▶ Work required
The answer is one number. Say how many lines in the entries below include the word "rpin".

Items from an interface collection:
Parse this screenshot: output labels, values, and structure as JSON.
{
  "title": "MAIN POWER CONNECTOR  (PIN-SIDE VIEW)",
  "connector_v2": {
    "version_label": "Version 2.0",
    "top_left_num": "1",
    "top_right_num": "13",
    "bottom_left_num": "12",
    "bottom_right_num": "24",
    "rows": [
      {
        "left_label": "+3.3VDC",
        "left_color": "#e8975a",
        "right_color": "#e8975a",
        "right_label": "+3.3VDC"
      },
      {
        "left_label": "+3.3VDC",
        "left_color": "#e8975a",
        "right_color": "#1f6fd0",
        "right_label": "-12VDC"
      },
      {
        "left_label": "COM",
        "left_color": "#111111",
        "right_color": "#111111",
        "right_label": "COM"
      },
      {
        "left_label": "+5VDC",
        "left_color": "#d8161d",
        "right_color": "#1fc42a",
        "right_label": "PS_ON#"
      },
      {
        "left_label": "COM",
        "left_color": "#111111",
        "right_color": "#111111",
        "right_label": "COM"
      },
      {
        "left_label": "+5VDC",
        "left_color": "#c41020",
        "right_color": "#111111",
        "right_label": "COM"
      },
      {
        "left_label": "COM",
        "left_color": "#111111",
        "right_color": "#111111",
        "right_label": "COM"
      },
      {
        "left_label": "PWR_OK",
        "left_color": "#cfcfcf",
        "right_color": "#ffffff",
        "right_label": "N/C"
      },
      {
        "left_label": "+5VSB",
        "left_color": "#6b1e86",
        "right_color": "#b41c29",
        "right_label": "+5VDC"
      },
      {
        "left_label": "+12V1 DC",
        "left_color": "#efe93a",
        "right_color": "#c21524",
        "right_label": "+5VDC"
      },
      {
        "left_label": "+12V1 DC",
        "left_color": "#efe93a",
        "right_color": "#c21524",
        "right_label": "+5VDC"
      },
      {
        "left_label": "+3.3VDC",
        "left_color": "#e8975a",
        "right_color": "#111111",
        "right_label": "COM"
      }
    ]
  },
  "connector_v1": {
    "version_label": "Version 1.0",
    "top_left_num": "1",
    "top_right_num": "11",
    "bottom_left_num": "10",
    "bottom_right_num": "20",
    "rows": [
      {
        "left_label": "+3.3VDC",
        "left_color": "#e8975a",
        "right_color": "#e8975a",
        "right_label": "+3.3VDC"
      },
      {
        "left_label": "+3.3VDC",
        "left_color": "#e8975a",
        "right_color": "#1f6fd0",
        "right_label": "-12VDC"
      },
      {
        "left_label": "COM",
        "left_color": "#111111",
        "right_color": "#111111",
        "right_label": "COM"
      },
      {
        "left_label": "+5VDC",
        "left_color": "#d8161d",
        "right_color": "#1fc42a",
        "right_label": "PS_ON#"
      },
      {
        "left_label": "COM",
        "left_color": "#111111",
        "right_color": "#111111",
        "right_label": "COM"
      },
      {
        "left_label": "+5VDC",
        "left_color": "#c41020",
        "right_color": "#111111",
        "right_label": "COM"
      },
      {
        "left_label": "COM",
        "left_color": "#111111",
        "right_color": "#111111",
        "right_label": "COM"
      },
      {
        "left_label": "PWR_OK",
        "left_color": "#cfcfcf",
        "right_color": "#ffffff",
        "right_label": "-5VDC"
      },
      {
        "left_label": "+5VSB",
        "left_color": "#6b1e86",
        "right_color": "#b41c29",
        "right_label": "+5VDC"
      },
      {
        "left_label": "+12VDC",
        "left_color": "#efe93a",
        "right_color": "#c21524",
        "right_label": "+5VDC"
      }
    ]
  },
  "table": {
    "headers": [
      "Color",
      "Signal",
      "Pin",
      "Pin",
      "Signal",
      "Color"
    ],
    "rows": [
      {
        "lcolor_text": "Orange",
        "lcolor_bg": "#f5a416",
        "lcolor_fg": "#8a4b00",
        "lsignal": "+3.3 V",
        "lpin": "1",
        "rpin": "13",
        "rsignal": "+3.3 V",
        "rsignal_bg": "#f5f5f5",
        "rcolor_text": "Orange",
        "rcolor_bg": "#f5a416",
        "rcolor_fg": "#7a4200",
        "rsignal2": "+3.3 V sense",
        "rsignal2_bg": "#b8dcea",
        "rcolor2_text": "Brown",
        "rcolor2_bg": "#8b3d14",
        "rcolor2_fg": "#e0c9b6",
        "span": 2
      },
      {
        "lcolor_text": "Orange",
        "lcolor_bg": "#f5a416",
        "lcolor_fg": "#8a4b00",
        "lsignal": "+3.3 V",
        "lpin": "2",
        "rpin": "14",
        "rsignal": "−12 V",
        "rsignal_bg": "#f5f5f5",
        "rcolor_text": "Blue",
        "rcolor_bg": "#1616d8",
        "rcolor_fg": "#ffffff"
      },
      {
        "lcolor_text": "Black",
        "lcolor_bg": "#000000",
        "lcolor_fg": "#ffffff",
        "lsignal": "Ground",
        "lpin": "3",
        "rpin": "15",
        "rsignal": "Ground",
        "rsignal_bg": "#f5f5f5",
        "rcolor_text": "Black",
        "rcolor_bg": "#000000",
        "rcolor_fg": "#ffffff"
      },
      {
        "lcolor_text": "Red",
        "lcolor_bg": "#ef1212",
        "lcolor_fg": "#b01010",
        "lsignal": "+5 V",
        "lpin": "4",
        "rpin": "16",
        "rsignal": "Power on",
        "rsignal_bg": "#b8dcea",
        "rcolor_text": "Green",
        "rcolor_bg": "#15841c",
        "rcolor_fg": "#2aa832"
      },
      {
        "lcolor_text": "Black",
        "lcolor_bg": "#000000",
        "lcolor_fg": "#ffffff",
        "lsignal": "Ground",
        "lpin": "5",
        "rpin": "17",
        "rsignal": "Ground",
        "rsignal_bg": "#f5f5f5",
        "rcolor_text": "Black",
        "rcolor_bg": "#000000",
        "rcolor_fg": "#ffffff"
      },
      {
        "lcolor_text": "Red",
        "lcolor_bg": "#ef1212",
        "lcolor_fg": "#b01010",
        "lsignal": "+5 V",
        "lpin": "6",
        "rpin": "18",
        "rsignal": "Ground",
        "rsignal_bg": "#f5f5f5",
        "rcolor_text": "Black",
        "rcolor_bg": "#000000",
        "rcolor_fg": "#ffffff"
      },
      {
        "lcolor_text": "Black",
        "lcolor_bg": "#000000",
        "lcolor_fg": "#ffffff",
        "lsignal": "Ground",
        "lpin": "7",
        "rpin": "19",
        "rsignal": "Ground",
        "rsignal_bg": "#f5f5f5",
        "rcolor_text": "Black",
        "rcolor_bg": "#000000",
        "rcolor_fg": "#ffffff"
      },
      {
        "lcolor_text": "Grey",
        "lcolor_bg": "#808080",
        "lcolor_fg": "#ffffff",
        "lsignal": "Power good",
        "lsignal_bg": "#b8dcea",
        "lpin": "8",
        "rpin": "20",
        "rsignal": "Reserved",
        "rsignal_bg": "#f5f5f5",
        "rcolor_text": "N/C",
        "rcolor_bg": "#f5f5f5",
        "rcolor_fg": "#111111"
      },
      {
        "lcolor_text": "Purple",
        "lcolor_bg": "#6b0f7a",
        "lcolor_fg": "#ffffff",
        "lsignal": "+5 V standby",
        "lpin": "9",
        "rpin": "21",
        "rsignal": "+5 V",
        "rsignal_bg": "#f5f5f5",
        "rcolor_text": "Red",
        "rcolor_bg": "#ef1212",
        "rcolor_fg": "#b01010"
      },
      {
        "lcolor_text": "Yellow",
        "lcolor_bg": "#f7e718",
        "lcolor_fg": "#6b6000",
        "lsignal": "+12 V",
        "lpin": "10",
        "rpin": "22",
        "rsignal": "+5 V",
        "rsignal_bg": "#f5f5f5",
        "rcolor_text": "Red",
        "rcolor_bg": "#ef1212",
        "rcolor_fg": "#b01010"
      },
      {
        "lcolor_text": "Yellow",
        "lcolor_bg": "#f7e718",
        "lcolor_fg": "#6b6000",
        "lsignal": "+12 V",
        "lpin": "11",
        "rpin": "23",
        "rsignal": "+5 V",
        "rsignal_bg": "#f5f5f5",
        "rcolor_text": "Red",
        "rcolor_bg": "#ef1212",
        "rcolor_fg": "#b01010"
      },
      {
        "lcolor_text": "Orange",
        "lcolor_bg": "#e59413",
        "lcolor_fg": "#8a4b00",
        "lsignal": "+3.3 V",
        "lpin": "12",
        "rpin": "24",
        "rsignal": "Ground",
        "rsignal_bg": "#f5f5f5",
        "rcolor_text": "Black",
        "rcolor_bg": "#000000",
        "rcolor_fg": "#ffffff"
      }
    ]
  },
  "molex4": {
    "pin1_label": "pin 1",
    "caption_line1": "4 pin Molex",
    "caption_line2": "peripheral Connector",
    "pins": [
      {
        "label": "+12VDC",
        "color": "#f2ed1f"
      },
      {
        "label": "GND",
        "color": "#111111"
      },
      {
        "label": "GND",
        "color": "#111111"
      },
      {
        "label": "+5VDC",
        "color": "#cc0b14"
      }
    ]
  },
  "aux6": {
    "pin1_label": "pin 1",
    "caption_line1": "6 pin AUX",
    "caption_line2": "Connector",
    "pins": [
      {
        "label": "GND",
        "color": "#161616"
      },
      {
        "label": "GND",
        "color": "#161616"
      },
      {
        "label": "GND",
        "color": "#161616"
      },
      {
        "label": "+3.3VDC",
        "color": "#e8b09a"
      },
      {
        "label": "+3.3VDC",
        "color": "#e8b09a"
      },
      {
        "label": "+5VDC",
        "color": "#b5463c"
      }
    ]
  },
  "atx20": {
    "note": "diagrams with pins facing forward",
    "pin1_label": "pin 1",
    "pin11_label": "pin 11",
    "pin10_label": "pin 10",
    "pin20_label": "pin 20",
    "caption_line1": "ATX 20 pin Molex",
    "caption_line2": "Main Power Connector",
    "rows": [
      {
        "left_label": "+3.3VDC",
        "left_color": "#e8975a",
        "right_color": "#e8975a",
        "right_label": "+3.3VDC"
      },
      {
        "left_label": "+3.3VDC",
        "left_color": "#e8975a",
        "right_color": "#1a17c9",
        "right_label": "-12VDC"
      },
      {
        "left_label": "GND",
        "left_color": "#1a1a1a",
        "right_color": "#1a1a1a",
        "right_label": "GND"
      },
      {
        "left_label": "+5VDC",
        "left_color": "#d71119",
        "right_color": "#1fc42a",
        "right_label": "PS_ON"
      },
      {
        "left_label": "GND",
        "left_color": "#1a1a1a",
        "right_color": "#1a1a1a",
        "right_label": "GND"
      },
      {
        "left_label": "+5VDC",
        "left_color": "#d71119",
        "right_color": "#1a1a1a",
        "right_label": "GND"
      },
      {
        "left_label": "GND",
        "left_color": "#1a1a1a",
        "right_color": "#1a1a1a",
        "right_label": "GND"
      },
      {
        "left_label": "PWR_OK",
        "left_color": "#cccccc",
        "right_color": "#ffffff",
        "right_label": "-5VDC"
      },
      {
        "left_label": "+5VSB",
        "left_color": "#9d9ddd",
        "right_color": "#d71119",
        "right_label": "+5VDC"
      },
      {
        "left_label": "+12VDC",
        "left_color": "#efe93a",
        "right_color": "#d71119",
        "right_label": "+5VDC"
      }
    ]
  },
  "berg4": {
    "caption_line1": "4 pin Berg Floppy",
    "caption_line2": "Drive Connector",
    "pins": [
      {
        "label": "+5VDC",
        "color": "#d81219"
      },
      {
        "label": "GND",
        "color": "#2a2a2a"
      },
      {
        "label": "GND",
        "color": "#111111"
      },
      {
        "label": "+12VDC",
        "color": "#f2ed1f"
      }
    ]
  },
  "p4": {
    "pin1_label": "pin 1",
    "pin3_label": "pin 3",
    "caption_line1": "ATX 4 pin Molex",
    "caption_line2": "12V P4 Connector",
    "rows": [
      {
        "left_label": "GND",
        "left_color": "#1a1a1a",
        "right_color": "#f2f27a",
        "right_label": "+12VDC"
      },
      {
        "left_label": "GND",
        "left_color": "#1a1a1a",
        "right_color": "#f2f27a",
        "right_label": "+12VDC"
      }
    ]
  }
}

▶ Response to this task
12